The song of the Oprichniks, the Oprichnina appears in full in the seond part of the film, but  its savage pulsating staccato occurs throughout the soundtrack, In this arrangement it's the third segment, enmphasing the primitive power of Ivan's terrifying hitmen.  Andrey Breus sang the baritone part, supported by the male voices of the London Philharmonic Choir. One should feel fear and revulsion. but the music is so infectious, you're almost drawn into it, which is rather worrying. But then, that's what mobs are like.

The 4th and 5th movements describe Ivan's marraige to Anastasia, the "swan", whose beauty and purity stand in contrast to the intrigue around them. Would he have turned out differently if she hadn't been murdered? The film links the poisoning of Anastasia to the murder of Ivan's mother, which made the young boy determined to be strong.  Atomyan adds Ocean Song for contralto and orchestra, which doesn't appear in the film, but fits the story well, and connects to the song Yefrosinya sings to her son. A vivid depiection of the attack on Kazan, complete with cannons, and the chorus singing a hymn to Russian glory. The gory elements in the film are played down, the orchestration emphasizing quirky good humour.  Eisenstein, Prokofiev and Stalin were all dead by 1958, when Ivan the Terrible Part II was unbanned, but the ideas were still dangerous.
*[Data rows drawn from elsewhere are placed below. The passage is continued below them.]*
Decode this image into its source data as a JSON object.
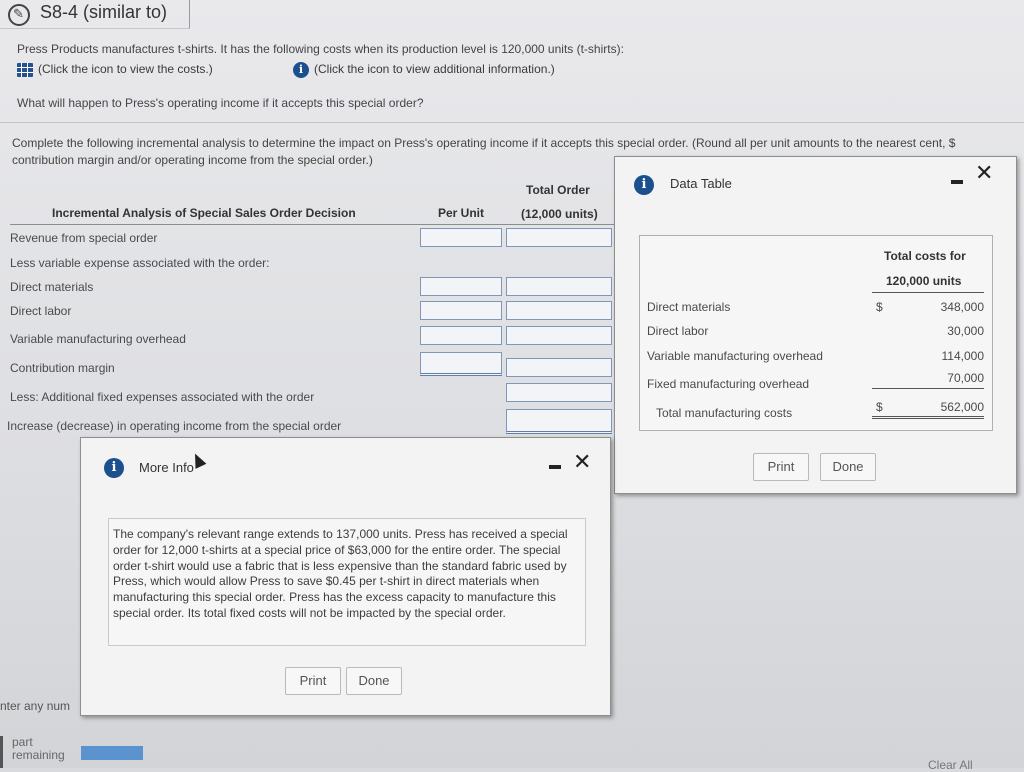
{
  "header": {
    "title": "S8-4 (similar to)"
  },
  "question": {
    "intro": "Press Products manufactures t-shirts. It has the following costs when its production level is 120,000 units (t-shirts):",
    "costs_link": "(Click the icon to view the costs.)",
    "more_info_link": "(Click the icon to view additional information.)",
    "prompt": "What will happen to Press's operating income if it accepts this special order?",
    "instruction_line1": "Complete the following incremental analysis to determine the impact on Press's operating income if it accepts this special order. (Round all per unit amounts to the nearest cent, $",
    "instruction_line2": "contribution margin and/or operating income from the special order.)"
  },
  "analysis_table": {
    "title": "Incremental Analysis of Special Sales Order Decision",
    "col_per_unit": "Per Unit",
    "col_total_line1": "Total Order",
    "col_total_line2": "(12,000 units)",
    "rows": {
      "revenue": "Revenue from special order",
      "less_variable": "Less variable expense associated with the order:",
      "direct_materials": "Direct materials",
      "direct_labor": "Direct labor",
      "variable_overhead": "Variable manufacturing overhead",
      "contribution_margin": "Contribution margin",
      "less_fixed": "Less: Additional fixed expenses associated with the order",
      "increase": "Increase (decrease) in operating income from the special order"
    }
  },
  "data_table": {
    "title": "Data Table",
    "header_line1": "Total costs for",
    "header_line2": "120,000 units",
    "rows": [
      {
        "label": "Direct materials",
        "currency": "$",
        "value": "348,000"
      },
      {
        "label": "Direct labor",
        "currency": "",
        "value": "30,000"
      },
      {
        "label": "Variable manufacturing overhead",
        "currency": "",
        "value": "114,000"
      },
      {
        "label": "Fixed manufacturing overhead",
        "currency": "",
        "value": "70,000"
      }
    ],
    "total": {
      "label": "Total manufacturing costs",
      "currency": "$",
      "value": "562,000"
    },
    "print_label": "Print",
    "done_label": "Done"
  },
  "more_info": {
    "title": "More Info",
    "body": "The company's relevant range extends to 137,000 units. Press has received a special order for 12,000 t-shirts at a special price of $63,000 for the entire order. The special order t-shirt would use a fabric that is less expensive than the standard fabric used by Press, which would allow Press to save $0.45 per t-shirt in direct materials when manufacturing this special order. Press has the excess capacity to manufacture this special order. Its total fixed costs will not be impacted by the special order.",
    "print_label": "Print",
    "done_label": "Done"
  },
  "footer": {
    "enter_text": "nter any num",
    "part_line1": "part",
    "part_line2": "remaining",
    "clear_label": "Clear All"
  }
}
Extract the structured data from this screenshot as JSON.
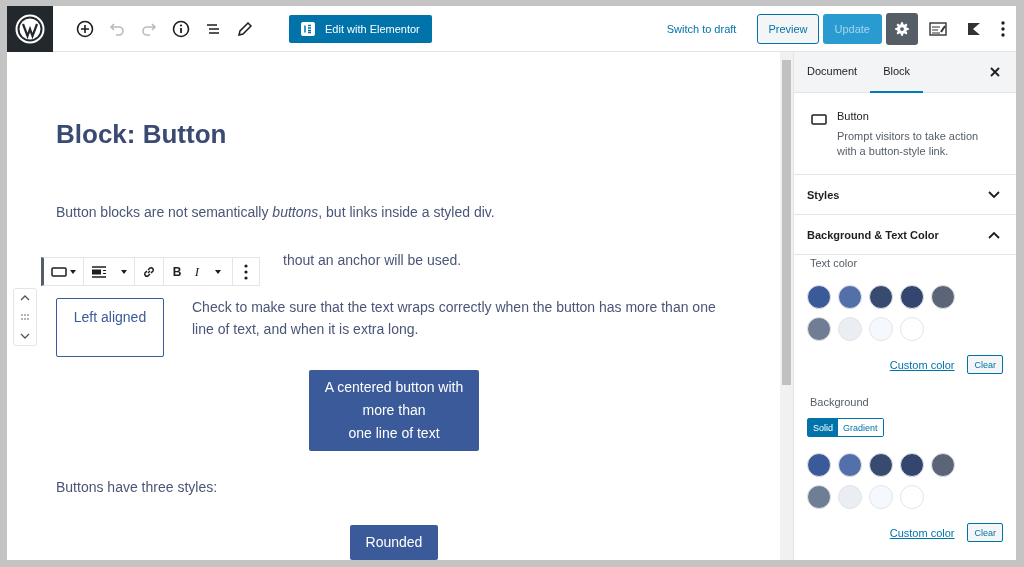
{
  "top_toolbar": {
    "tools": [
      {
        "kind": "add",
        "disabled": false
      },
      {
        "kind": "undo",
        "disabled": true
      },
      {
        "kind": "redo",
        "disabled": true
      },
      {
        "kind": "info",
        "disabled": false
      },
      {
        "kind": "outline",
        "disabled": false
      },
      {
        "kind": "edit",
        "disabled": false
      }
    ],
    "elementor_button": "Edit with Elementor",
    "switch_to_draft": "Switch to draft",
    "preview": "Preview",
    "update": {
      "label": "Update",
      "disabled": true
    },
    "right_icons": [
      {
        "kind": "settings",
        "pressed": true
      },
      {
        "kind": "editor",
        "pressed": false
      },
      {
        "kind": "plugin",
        "pressed": false
      },
      {
        "kind": "more",
        "pressed": false
      }
    ]
  },
  "content": {
    "title": "Block: Button",
    "blocks": [
      {
        "kind": "paragraph",
        "text": "Button blocks are not semantically *buttons*, but links inside a styled div."
      },
      {
        "kind": "covered-paragraph",
        "text": "thout an anchor will be used."
      },
      {
        "kind": "button-with-text",
        "button": "Left aligned",
        "selected": true,
        "text": "Check to make sure that the text wraps correctly when the button has more than one line of text, and when it is extra long."
      },
      {
        "kind": "button",
        "lines": [
          "A centered button with",
          "more than",
          "one line of text"
        ]
      },
      {
        "kind": "paragraph",
        "text": "Buttons have three styles:"
      },
      {
        "kind": "button",
        "lines": [
          "Rounded"
        ]
      }
    ]
  },
  "block_toolbar": [
    {
      "kind": "block-type"
    },
    {
      "kind": "align"
    },
    {
      "kind": "link"
    },
    {
      "kind": "bold",
      "label": "B"
    },
    {
      "kind": "italic",
      "label": "I"
    },
    {
      "kind": "more-format"
    },
    {
      "kind": "options"
    }
  ],
  "sidebar": {
    "tabs": [
      {
        "label": "Document",
        "selected": false
      },
      {
        "label": "Block",
        "selected": true
      }
    ],
    "block_card": {
      "name": "Button",
      "description": "Prompt visitors to take action with a button-style link."
    },
    "panels": [
      {
        "title": "Styles",
        "expanded": false
      },
      {
        "title": "Background & Text Color",
        "expanded": true
      }
    ],
    "text_color": {
      "label": "Text color",
      "swatches": [
        {
          "color": "#3b5a9a"
        },
        {
          "color": "#5470aa"
        },
        {
          "color": "#374a70"
        },
        {
          "color": "#344670"
        },
        {
          "color": "#5c6577"
        },
        {
          "color": "#6f7d95"
        },
        {
          "color": "#eaedf2"
        },
        {
          "color": "#f5f8fc"
        },
        {
          "color": "#ffffff"
        }
      ],
      "custom": "Custom color",
      "clear": "Clear"
    },
    "background": {
      "label": "Background",
      "modes": [
        {
          "label": "Solid",
          "selected": true
        },
        {
          "label": "Gradient",
          "selected": false
        }
      ],
      "swatches": [
        {
          "color": "#3b5a9a"
        },
        {
          "color": "#5470aa"
        },
        {
          "color": "#374a70"
        },
        {
          "color": "#344670"
        },
        {
          "color": "#5c6577"
        },
        {
          "color": "#6f7d95"
        },
        {
          "color": "#eaedf2"
        },
        {
          "color": "#f5f8fc"
        },
        {
          "color": "#ffffff"
        }
      ],
      "custom": "Custom color",
      "clear": "Clear"
    }
  }
}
Atomyan's finale, the Magnifcation for chorus and orchestra, is straightforward glory on Russian themes. It's a watering down of the original for practical/political reasons, but is rousing and entertaining. Populism rather than art.

Atomyan's mediocrity makes one all the more appreciate the courage and artistic integrity of Eisenstein and Prokofiev.  Fabulously lively playing from the London Philharmonic Orchestra. Jurowski made his point, with glory!
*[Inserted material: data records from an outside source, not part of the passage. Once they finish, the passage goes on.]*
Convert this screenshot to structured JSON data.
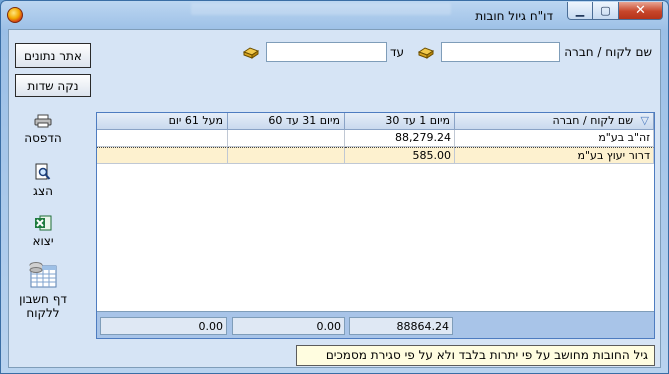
{
  "window": {
    "title": "דו\"ח גיול חובות",
    "minimize_glyph": "▁",
    "maximize_glyph": "▢",
    "close_glyph": "✕"
  },
  "filters": {
    "customer_label": "שם לקוח / חברה",
    "to_label": "עד",
    "from_value": "",
    "to_value": ""
  },
  "buttons": {
    "retrieve": "אתר נתונים",
    "clear": "נקה שדות"
  },
  "grid": {
    "columns": [
      "שם לקוח / חברה",
      "מיום 1 עד 30",
      "מיום 31 עד 60",
      "מעל 61 יום"
    ],
    "sort_glyph": "▽",
    "rows": [
      {
        "name": "זה\"ב בע\"מ",
        "d1_30": "88,279.24",
        "d31_60": "",
        "d61": ""
      },
      {
        "name": "דרור יעוץ בע\"מ",
        "d1_30": "585.00",
        "d31_60": "",
        "d61": ""
      }
    ],
    "totals": {
      "d1_30": "88864.24",
      "d31_60": "0.00",
      "d61": "0.00"
    }
  },
  "sidebar": {
    "print": "הדפסה",
    "preview": "הצג",
    "export": "יצוא",
    "statement": "דף חשבון ללקוח"
  },
  "note": "גיל החובות מחושב על פי יתרות בלבד ולא על פי סגירת מסמכים",
  "colors": {
    "accent": "#4e7cc0",
    "selected_row": "#fdf1cf",
    "note_bg": "#fffde0"
  }
}
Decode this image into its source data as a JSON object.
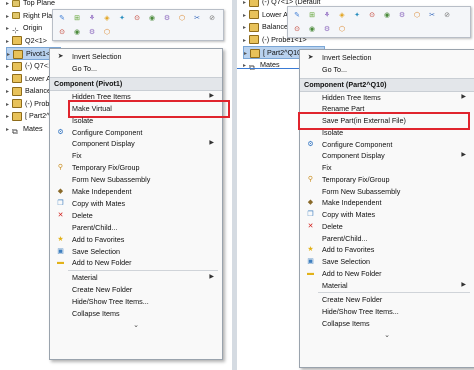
{
  "left": {
    "tree": [
      {
        "label": "Top Plane",
        "icon": "plane-icon"
      },
      {
        "label": "Right Pla",
        "icon": "plane-icon"
      },
      {
        "label": "Origin",
        "icon": "origin-icon"
      },
      {
        "label": "Q2<1>",
        "icon": "part-icon"
      },
      {
        "label": "Pivot1<1",
        "icon": "part-icon"
      },
      {
        "label": "(-) Q7<1>",
        "icon": "part-icon"
      },
      {
        "label": "Lower A",
        "icon": "part-icon"
      },
      {
        "label": "Balance1",
        "icon": "part-icon"
      },
      {
        "label": "(-) Probe1",
        "icon": "part-icon"
      },
      {
        "label": "[ Part2^",
        "icon": "part-icon"
      },
      {
        "label": "Mates",
        "icon": "mates-icon"
      }
    ],
    "menu": {
      "items_top": [
        {
          "label": "Invert Selection",
          "icon": "cursor-icon"
        },
        {
          "label": "Go To...",
          "icon": ""
        }
      ],
      "header": "Component (Pivot1)",
      "items": [
        {
          "label": "Hidden Tree Items",
          "icon": "",
          "submenu": true
        },
        {
          "label": "Make Virtual",
          "icon": "",
          "highlight": true
        },
        {
          "label": "Isolate",
          "icon": ""
        },
        {
          "label": "Configure Component",
          "icon": "configure-icon"
        },
        {
          "label": "Component Display",
          "icon": "",
          "submenu": true
        },
        {
          "label": "Fix",
          "icon": ""
        },
        {
          "label": "Temporary Fix/Group",
          "icon": "pin-icon"
        },
        {
          "label": "Form New Subassembly",
          "icon": ""
        },
        {
          "label": "Make Independent",
          "icon": "independent-icon"
        },
        {
          "label": "Copy with Mates",
          "icon": "copy-mates-icon"
        },
        {
          "label": "Delete",
          "icon": "delete-icon"
        },
        {
          "label": "Parent/Child...",
          "icon": ""
        },
        {
          "label": "Add to Favorites",
          "icon": "star-icon"
        },
        {
          "label": "Save Selection",
          "icon": "save-selection-icon"
        },
        {
          "label": "Add to New Folder",
          "icon": "folder-icon"
        },
        {
          "label": "Material",
          "icon": "",
          "submenu": true
        },
        {
          "label": "Create New Folder",
          "icon": ""
        },
        {
          "label": "Hide/Show Tree Items...",
          "icon": ""
        },
        {
          "label": "Collapse Items",
          "icon": ""
        }
      ],
      "more": "⌄"
    }
  },
  "right": {
    "tree": [
      {
        "label": "(-) Q7<1> (Default",
        "icon": "part-icon"
      },
      {
        "label": "Lower Arm1<1>",
        "icon": "part-icon"
      },
      {
        "label": "Balance1<1>",
        "icon": "part-icon"
      },
      {
        "label": "(-) Probe1<1>",
        "icon": "part-icon"
      },
      {
        "label": "[ Part2^Q10 ]<1>",
        "icon": "part-icon"
      },
      {
        "label": "Mates",
        "icon": "mates-icon"
      }
    ],
    "menu": {
      "items_top": [
        {
          "label": "Invert Selection",
          "icon": "cursor-icon"
        },
        {
          "label": "Go To...",
          "icon": ""
        }
      ],
      "header": "Component (Part2^Q10)",
      "items": [
        {
          "label": "Hidden Tree Items",
          "icon": "",
          "submenu": true
        },
        {
          "label": "Rename Part",
          "icon": ""
        },
        {
          "label": "Save Part(in External File)",
          "icon": "",
          "highlight": true
        },
        {
          "label": "Isolate",
          "icon": ""
        },
        {
          "label": "Configure Component",
          "icon": "configure-icon"
        },
        {
          "label": "Component Display",
          "icon": "",
          "submenu": true
        },
        {
          "label": "Fix",
          "icon": ""
        },
        {
          "label": "Temporary Fix/Group",
          "icon": "pin-icon"
        },
        {
          "label": "Form New Subassembly",
          "icon": ""
        },
        {
          "label": "Make Independent",
          "icon": "independent-icon"
        },
        {
          "label": "Copy with Mates",
          "icon": "copy-mates-icon"
        },
        {
          "label": "Delete",
          "icon": "delete-icon"
        },
        {
          "label": "Parent/Child...",
          "icon": ""
        },
        {
          "label": "Add to Favorites",
          "icon": "star-icon"
        },
        {
          "label": "Save Selection",
          "icon": "save-selection-icon"
        },
        {
          "label": "Add to New Folder",
          "icon": "folder-icon"
        },
        {
          "label": "Material",
          "icon": "",
          "submenu": true
        },
        {
          "label": "Create New Folder",
          "icon": ""
        },
        {
          "label": "Hide/Show Tree Items...",
          "icon": ""
        },
        {
          "label": "Collapse Items",
          "icon": ""
        }
      ],
      "more": "⌄"
    }
  },
  "colors": {
    "highlight_box": "#e0242d",
    "menu_bg": "#f9f9f9",
    "header_bg": "#e3e6ea",
    "selected_row": "#b9d2ee"
  }
}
Simon Callow and Miranda Richardson narrated Prokofiev's Incidental Music to Egyptian Nights. This was an experimental theatre project, directed by Alexander Tairov in 1934, before Prokofiev made his final committment to return to the Soviet Union. Tairov mixed passages from Shakespeare, George Bernard Shaw and Pushkin to create a story that covered Cleopatra's life from youth to death. Prokofiev's score runs to 44 numbers, played with verve by the LPO. But all attention was on Callow, who created one figure after another - Julius Caesar as old rake, Caesar as ruler and betrayer, Mark Antony and the Irish-accented fig seller who brings Cleopatra the asp.  Callow was wonderful - no stilted RADAisms that some actors might use, but warm, natural, imposing and funny by turns. The script's clunky,  but Callow saved it. Richardson's Cleopatra was fun too, though her part's more safe. Although the piece runs for exactly the same time as Ivan The Terrible, the strange hybrid form tends to drag and confuse. But the point is that Prokofiev realized it was "experimental" even as Stalin's purges were kicking in.

Excellent booklet notes. I wish I'd beem to more in this Prokofiev - man of the people? series. Can't wait til Simon Morrison's book on Lina Prokofiev is published later this year. Lina was the one who really sacrificed herself for Russia. Please see my other posts on early art  film, music for film, political film, suppressed composers etc.

1 comment:

Doundou Tchil said...

Prokofiev shows that "the art of the people" need not be crass. Popular need not be populist.